Hear me out, Bastian. New Zealand electronic rockers The Naked and Famous have made their nude, distinguished name by creating soaring songs stacked with anthemic hooks. When you’re immersed in an hour of their music, you truly feel like you’re in a fantasy film. Perhaps, oh, riding a luck dragon through the skies of Fantasia.
Of course, the epic cinematic sorcery in question doesn’t have to be 1984 classic “The NeverEnding Story.” Here are 13 reasons the Naked and Famous’ Saturday set at Austin City Limits Music Festival made us believe in magic of all kinds.
• Frontwoman Alisa Xayalith is 100 percent a benevolent goddess, but we’re not ruling out ghost conjured from the spirits of ACL bands past. Clad in a flowing, transparent peach poncho, the windy skies carried her (or at least her sleeves) aloft as she burst out of the wings. The Childlike Empress would be so proud. Also: sparkly gold shoes. That’s straight up L. Frank Baum stuff.
• On “Higher,” Xayalith’s wide open vocal range hit peak crystalline purity, sparkling one moment with sweetness and sharpening to a deadly, pointed ferocity the next.
• Even slower songs that even approached the ballad category recalled some second-act scene where the heroes lick their wounds after Artax sinks into the Swamp of Sadness.
• They performed a song named “I Kill Giants.” It is the score to a movie with kaiju. You cannot convince me otherwise.
• “Laid Low” contained the most emotion I have ever seen someone wring out of tambourine, courtesy of Xayalith. The sparkling, sweeping synth washes also conjured the best things about CHVRCHES, but like if Lauren Mayberry rode Falkor. And speaking of tambourines, drummer Jesse Wood did unkind things to one with a pair of sticks on “No Way.”
• “All Of This” traveled a path of measured adventure, drums pumping the crowd full of the crispest adrenaline with a focused, sobering tempo.
• Xayalith led a sway for “Hearts Like Ours.” There is nothing that ends a quest for a talisman like a good sway.

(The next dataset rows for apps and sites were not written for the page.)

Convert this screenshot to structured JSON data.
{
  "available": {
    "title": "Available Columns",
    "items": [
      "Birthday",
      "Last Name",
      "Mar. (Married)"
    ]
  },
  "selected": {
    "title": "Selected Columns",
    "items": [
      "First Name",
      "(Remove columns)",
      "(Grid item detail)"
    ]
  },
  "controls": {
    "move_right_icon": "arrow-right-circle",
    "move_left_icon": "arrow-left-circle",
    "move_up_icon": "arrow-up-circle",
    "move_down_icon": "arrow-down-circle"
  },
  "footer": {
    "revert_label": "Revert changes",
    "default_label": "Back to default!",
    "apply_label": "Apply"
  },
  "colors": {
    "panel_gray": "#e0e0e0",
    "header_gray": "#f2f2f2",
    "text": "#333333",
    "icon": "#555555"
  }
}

Yes, biggest hits “Punching In a Dream” and “Young Blood” made for triumphant milestones in the Naked and Famous’ set, wrapping up all the disparate elements from the hour into a powerful chimera of shoulders-back, hair-blowing victory. (Though guitarist Thom Powers, for all his intensity with the microphone, sounded slightly less than invincible for his part on the latter song.) The show was dreamy. Everyone was punching, or likely wished they were slugging it out with an ancient evil. Sounds genre-perfect, doesn’t it?